Evan Hazard
Evan Hazard
At the end of a workshop, we choose a topic for the next summer's STW, and usually a book for suggested background reading. We used to invite a speaker or two and pay them an honorarium, but eventually that plus KAG's room and board cost too much. Also, some of us were underwhelmed by particular speakers.

So, several years ago, we switched to half-hour DVD lectures from The Teaching Co. You may have seen their ads in "Time," "Scientific American," "The New Yorker," "National Geographic," "Smithsonian," or similar magazines. We arrange with The Teaching Co. for permission to use the lectures; they are most obliging because we are a nonprofit and are not charging admission to view them; also some of us may even get hooked on their products.

Koronis is still a bargain. We stay in Sunrise Inn, basically a high-end motel with double rooms, each with two queen-sized beds and a private bath. The difference is, you make your own beds. When we leave, a housekeeping crew cleans, replaces the bedclothes, towels, and such and gets everything ready for the next comfort-conscious camper group.

In other buildings, there are cheaper double rooms (with bathrooms down the hall), at various prices, for young and adult campers. We STW campers are all in Sunrise Inn, where our meeting rooms are (with microwaves and small fridges). If you have a roommate, cost per person for four nights and 12 meals is $350. I room alone, so pay more, $415. Where else can I get four comfy nights, private bath, 12 good meals, stimulating conversation and a beautiful lake for that?

Everybody eats (often more than we should) in the mess hall down by the lake. It's cafeteria food, but remarkably good, if KAG still has the imaginative chef that came in 2017. Since STW is early in the camping season, the mess hall is not crowded. When full of young campers, it's a tad noisy.

This June, our topic is "Science and Religion," and I've been working on it for months. I am proposing a lecture or two from six Teaching Co. courses: Frederick Gregory, "The Darwinian Revolution;" Stuart Sutherland, "A New history of life;" David Helfand, "The Physics of History"; Lawrence M. Principe, "Science & Religion;" Barbara J. King, "Biological Anthropology;" and Steven L. Goldman, "Science in the 20th Century." I've reviewed the six courses twice, and have learned a lot.

The lecturers are all good, but the lectures themselves are intended to follow one another within a course, so we often have to provide some context. Further, lectures in natural sciences present a chronological problem not as common to some other topics. Example: lecture No. 8 in Phillip Cary's 2004 course on Luther is "The Indulgence Controversy." Luther posted on indulgences in 1517. Theologs have gone back and forth on them for 500 years; there's not a lot of new material.
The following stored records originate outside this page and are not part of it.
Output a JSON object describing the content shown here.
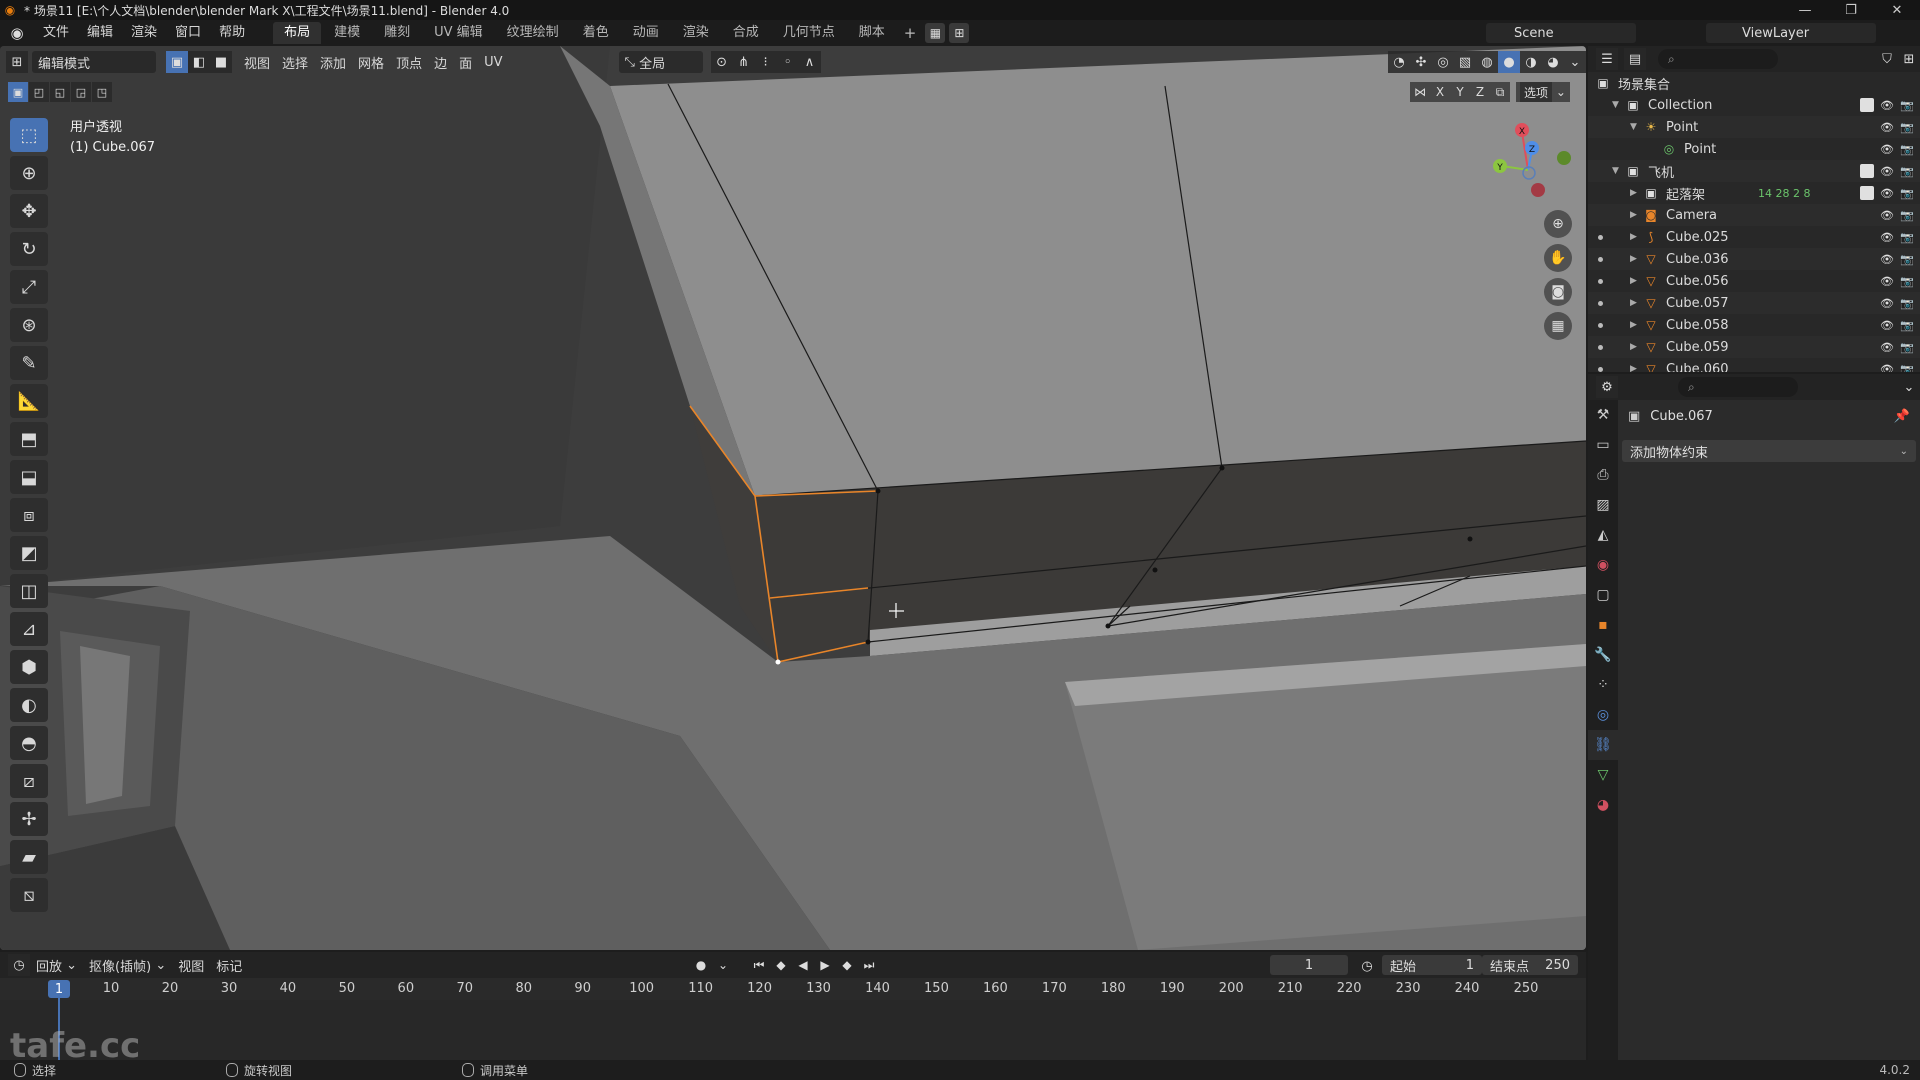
{
  "titlebar": {
    "title": "* 场景11 [E:\\个人文档\\blender\\blender Mark X\\工程文件\\场景11.blend] - Blender 4.0",
    "minimize": "—",
    "maximize": "❐",
    "close": "✕"
  },
  "menubar": {
    "menus": [
      "文件",
      "编辑",
      "渲染",
      "窗口",
      "帮助"
    ],
    "workspaces": [
      "布局",
      "建模",
      "雕刻",
      "UV 编辑",
      "纹理绘制",
      "着色",
      "动画",
      "渲染",
      "合成",
      "几何节点",
      "脚本"
    ],
    "active_workspace": "布局",
    "scene": "Scene",
    "view_layer": "ViewLayer"
  },
  "viewport": {
    "mode": "编辑模式",
    "menus": [
      "视图",
      "选择",
      "添加",
      "网格",
      "顶点",
      "边",
      "面",
      "UV"
    ],
    "transform_orientation": "全局",
    "view_name": "用户透视",
    "object_label": "(1) Cube.067",
    "options_label": "选项",
    "axis_labels": [
      "X",
      "Y",
      "Z"
    ],
    "gizmo": {
      "x": "X",
      "y": "Y",
      "z": "Z"
    }
  },
  "toolbar": {
    "tools": [
      "select-box",
      "cursor",
      "move",
      "rotate",
      "scale",
      "transform",
      "annotate",
      "measure",
      "add-cube",
      "extrude",
      "inset",
      "bevel",
      "loop-cut",
      "knife",
      "poly-build",
      "spin",
      "smooth",
      "edge-slide",
      "shrink-fatten",
      "shear",
      "rip"
    ]
  },
  "timeline": {
    "menus": [
      "回放",
      "抠像(插帧)",
      "视图",
      "标记"
    ],
    "current_frame": "1",
    "start_label": "起始",
    "start": "1",
    "end_label": "结束点",
    "end": "250",
    "ruler": [
      "10",
      "20",
      "30",
      "40",
      "50",
      "60",
      "70",
      "80",
      "90",
      "100",
      "110",
      "120",
      "130",
      "140",
      "150",
      "160",
      "170",
      "180",
      "190",
      "200",
      "210",
      "220",
      "230",
      "240",
      "250"
    ],
    "ruler_current": "1"
  },
  "statusbar": {
    "items": [
      "选择",
      "旋转视图",
      "调用菜单"
    ],
    "version": "4.0.2"
  },
  "watermark": "tafe.cc",
  "outliner": {
    "root": "场景集合",
    "rows": [
      {
        "name": "Collection",
        "indent": 1,
        "arrow": "▼",
        "icon": "collection-icon",
        "checkbox": true
      },
      {
        "name": "Point",
        "indent": 2,
        "arrow": "▼",
        "icon": "light-icon",
        "checkbox": false
      },
      {
        "name": "Point",
        "indent": 3,
        "arrow": "",
        "icon": "light-data-icon",
        "checkbox": false
      },
      {
        "name": "飞机",
        "indent": 1,
        "arrow": "▼",
        "icon": "collection-icon",
        "checkbox": true
      },
      {
        "name": "起落架",
        "indent": 2,
        "arrow": "▶",
        "icon": "collection-icon",
        "checkbox": true,
        "extra": "14  28  2  8"
      },
      {
        "name": "Camera",
        "indent": 2,
        "arrow": "▶",
        "icon": "camera-icon",
        "checkbox": false
      },
      {
        "name": "Cube.025",
        "indent": 2,
        "arrow": "▶",
        "icon": "curve-icon",
        "checkbox": false
      },
      {
        "name": "Cube.036",
        "indent": 2,
        "arrow": "▶",
        "icon": "mesh-icon",
        "checkbox": false
      },
      {
        "name": "Cube.056",
        "indent": 2,
        "arrow": "▶",
        "icon": "mesh-icon",
        "checkbox": false
      },
      {
        "name": "Cube.057",
        "indent": 2,
        "arrow": "▶",
        "icon": "mesh-icon",
        "checkbox": false
      },
      {
        "name": "Cube.058",
        "indent": 2,
        "arrow": "▶",
        "icon": "mesh-icon",
        "checkbox": false
      },
      {
        "name": "Cube.059",
        "indent": 2,
        "arrow": "▶",
        "icon": "mesh-icon",
        "checkbox": false
      },
      {
        "name": "Cube.060",
        "indent": 2,
        "arrow": "▶",
        "icon": "mesh-icon",
        "checkbox": false
      }
    ]
  },
  "properties": {
    "object_name": "Cube.067",
    "add_constraint": "添加物体约束"
  },
  "colors": {
    "accent": "#4772b3",
    "viewport_bg": "#3d3d3d",
    "selected_edge": "#e8852a",
    "mesh_icon": "#e8852a",
    "data_icon": "#6bc46b"
  }
}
In contrast, Barbara J. King's 2002 lecture No. 13 about Neanderthals, stating that modern humans probably could not interbreed with contemporary Neanderthals, is already out of date: some people today contain up to 4 percent Neanderthal DNA.
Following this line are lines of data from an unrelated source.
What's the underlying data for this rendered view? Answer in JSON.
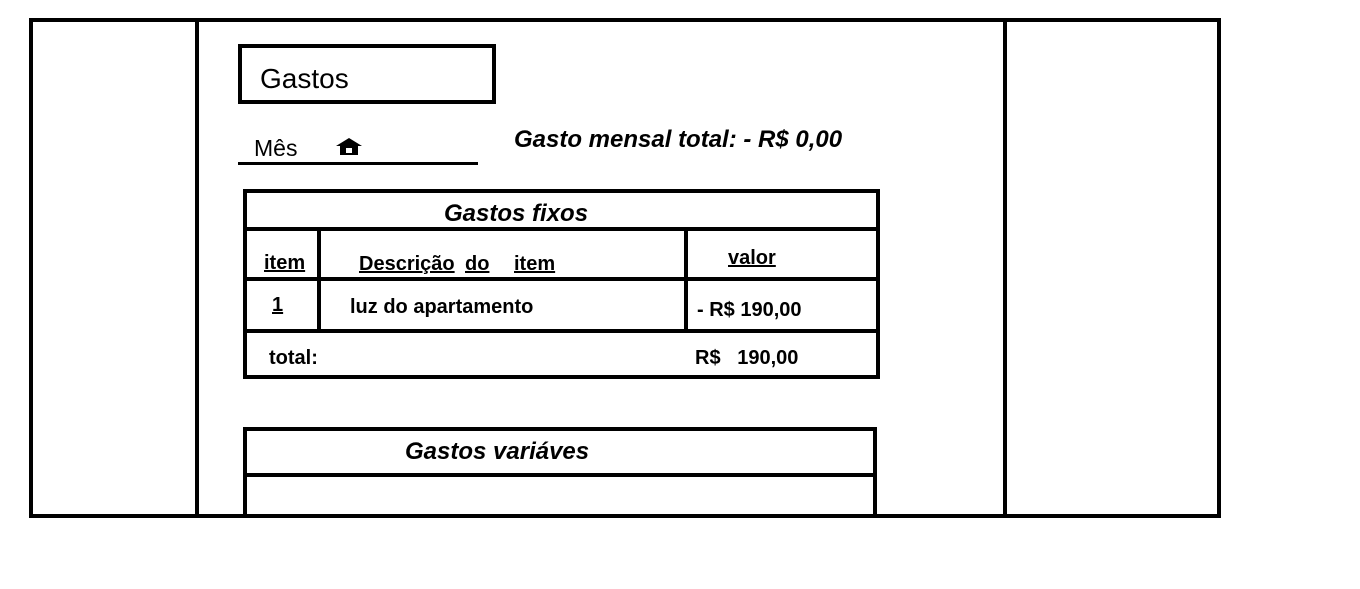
{
  "page": {
    "title": "Gastos",
    "month_label": "Mês",
    "monthly_total": "Gasto mensal total: - R$ 0,00"
  },
  "fixed_expenses": {
    "title": "Gastos fixos",
    "columns": {
      "item": "item",
      "desc_1": "Descrição",
      "desc_2": "do",
      "desc_3": "item",
      "value": "valor"
    },
    "rows": [
      {
        "item": "1",
        "description": "luz do apartamento",
        "value": "- R$ 190,00"
      }
    ],
    "total_label": "total:",
    "total_value": "R$   190,00"
  },
  "variable_expenses": {
    "title": "Gastos variáves"
  },
  "icons": {
    "month_selector": "house-up-arrow-icon"
  }
}
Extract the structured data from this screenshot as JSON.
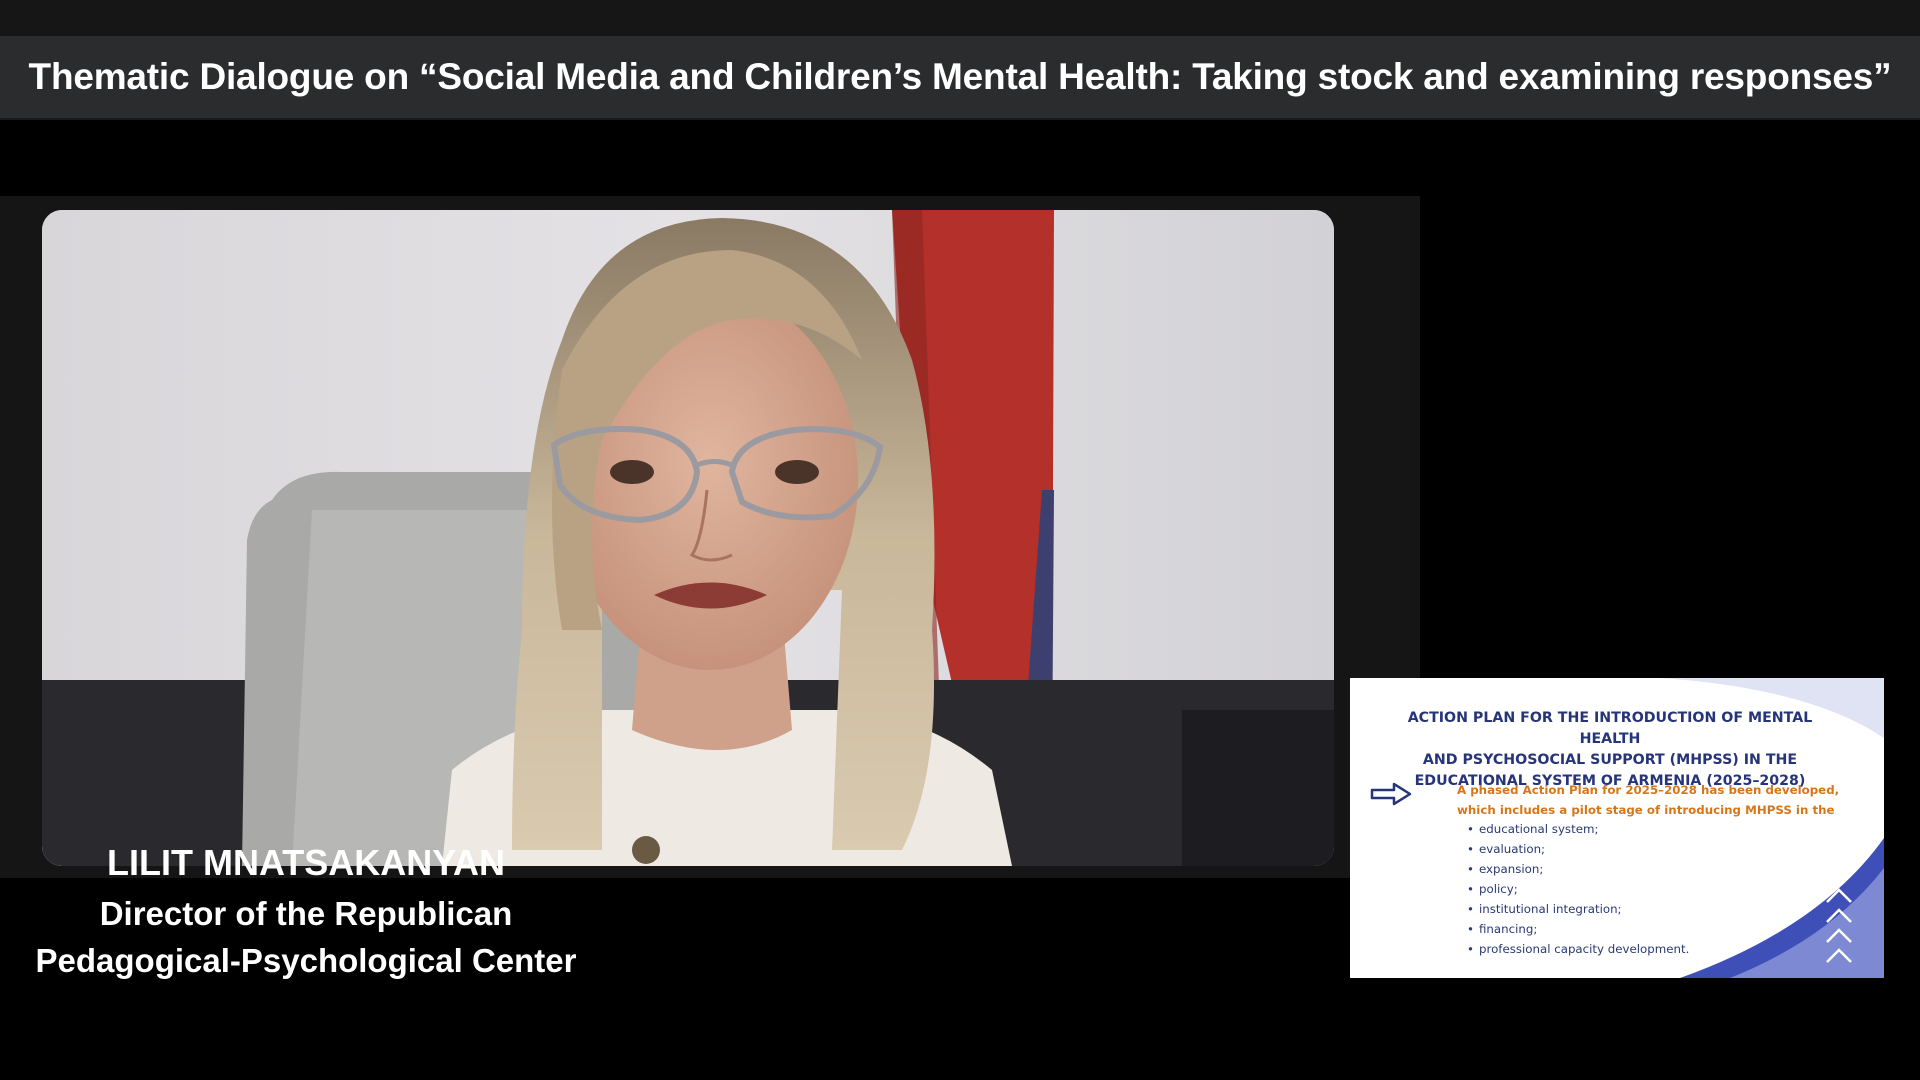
{
  "header": {
    "title": "Thematic Dialogue on “Social Media and Children’s Mental Health: Taking stock and examining responses”"
  },
  "speaker": {
    "name": "LILIT MNATSAKANYAN",
    "role_line1": "Director of the Republican",
    "role_line2": "Pedagogical-Psychological Center"
  },
  "slide": {
    "title_line1": "ACTION PLAN FOR THE INTRODUCTION OF MENTAL HEALTH",
    "title_line2": "AND PSYCHOSOCIAL SUPPORT (MHPSS) IN THE",
    "title_line3": "EDUCATIONAL SYSTEM OF ARMENIA (2025–2028)",
    "lead_line1": "A phased Action Plan for 2025–2028 has been developed,",
    "lead_line2": "which includes a pilot stage of introducing MHPSS in the",
    "bullets": [
      "educational system;",
      "evaluation;",
      "expansion;",
      "policy;",
      "institutional integration;",
      "financing;",
      "professional capacity development."
    ],
    "arrow_icon": "arrow-right-outline-icon",
    "chevrons_icon": "chevrons-up-icon"
  },
  "colors": {
    "background": "#000000",
    "title_bar": "#2b2c2e",
    "slide_title": "#26347a",
    "slide_lead": "#d6761a",
    "slide_accent": "#3f4fb8"
  }
}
You should know that The Teaching Co.'s courses (in various formats: DVD, CD, and download) have list prices, but often sell for much less. Some ads list discounts. You can visit "The Teaching Company" or "The Great Courses" online, and they will also mail you sale catalogs.
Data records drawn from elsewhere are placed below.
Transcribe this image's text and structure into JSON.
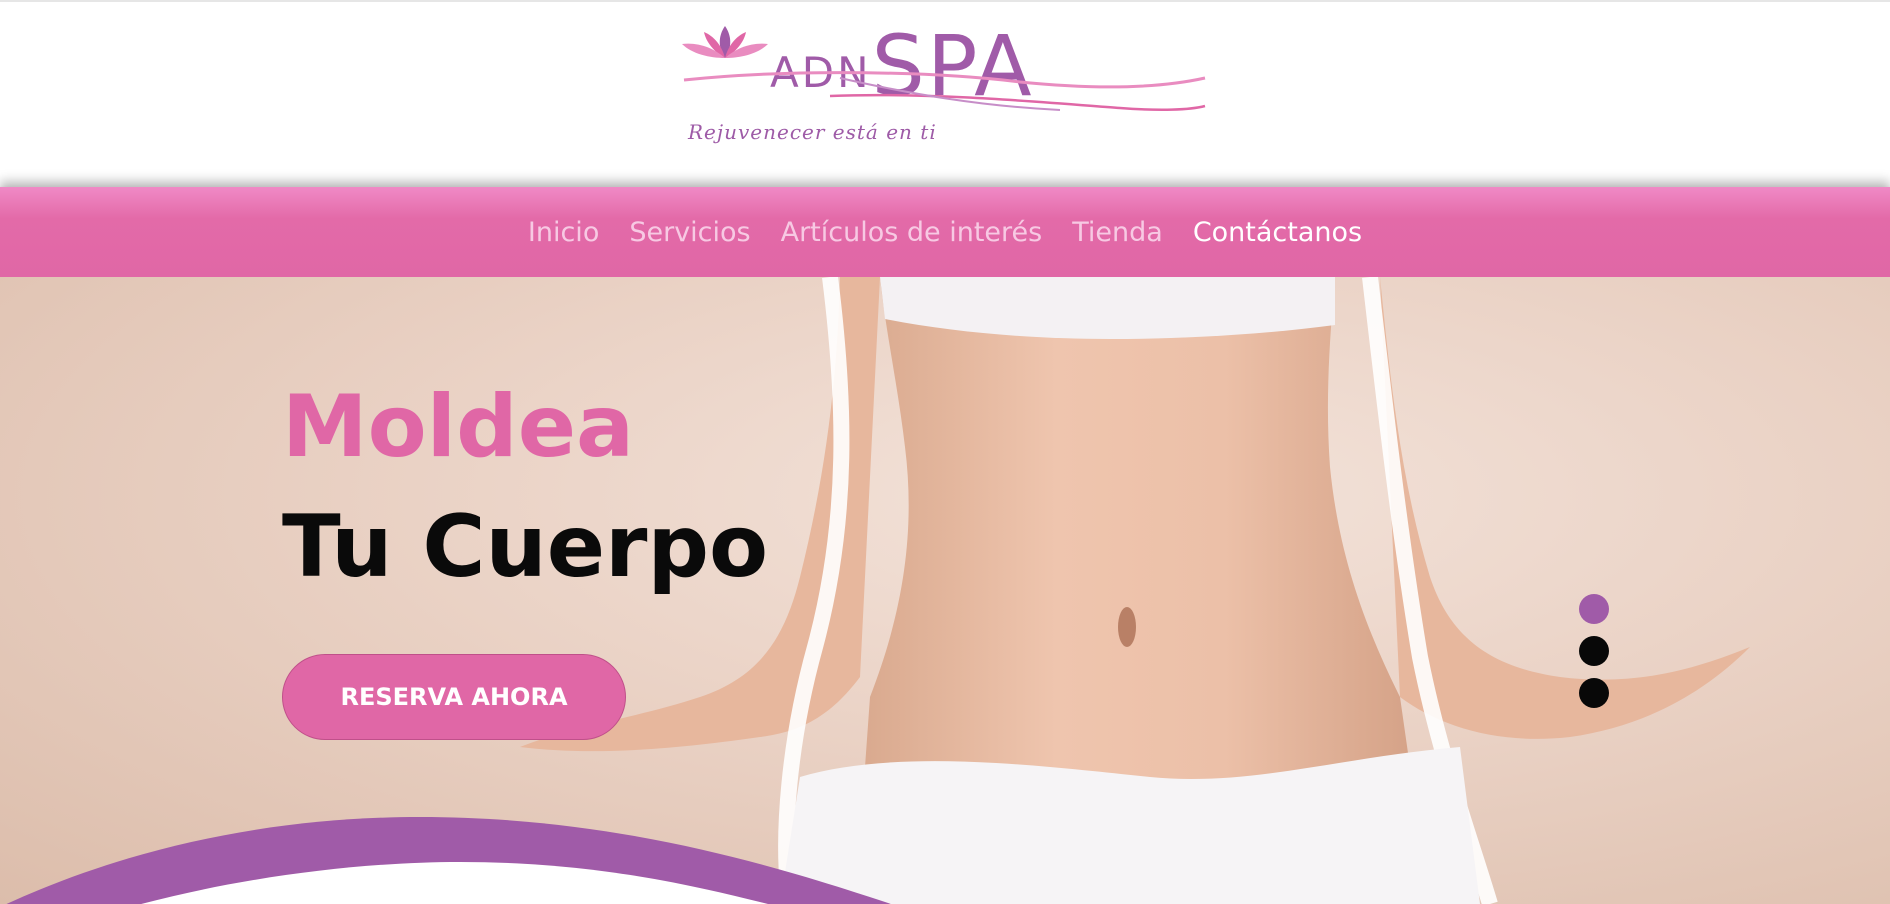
{
  "logo": {
    "brand_prefix": "ADN",
    "brand_suffix": "SPA",
    "tagline": "Rejuvenecer está en ti",
    "colors": {
      "purple": "#a05ba8",
      "pink": "#e067a6"
    }
  },
  "nav": {
    "items": [
      {
        "label": "Inicio"
      },
      {
        "label": "Servicios"
      },
      {
        "label": "Artículos de interés"
      },
      {
        "label": "Tienda"
      },
      {
        "label": "Contáctanos"
      }
    ],
    "active_index": 4
  },
  "hero": {
    "title_line1": "Moldea",
    "title_line2": "Tu Cuerpo",
    "cta_label": "RESERVA AHORA",
    "slider": {
      "slides": 3,
      "active_index": 0
    }
  },
  "colors": {
    "accent_pink": "#e067a6",
    "accent_purple": "#a05ba8",
    "nav_pink": "#e36aa8"
  },
  "icons": [
    "lotus-logo-icon"
  ]
}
One often hears that clergy in Methodist and other "mainline" Protestant denominations, plus the Vatican, many priests, and many rabbis have no problem with science in general and evolution in particular. Having discussed evolution with many of them (not with the Vatican), I gather that many clergy and laypeople have only superficial understanding of what it is they "have no problem with."

Some might have problems if they understood it better, though I believe an intelligent person of faith should be unable to integrate a reasonable faith with current understanding of the evolution of living things and of the cosmos. I do.

Will maybe report back on STW another time.

Evan Hazard is a retired BSU biology professor.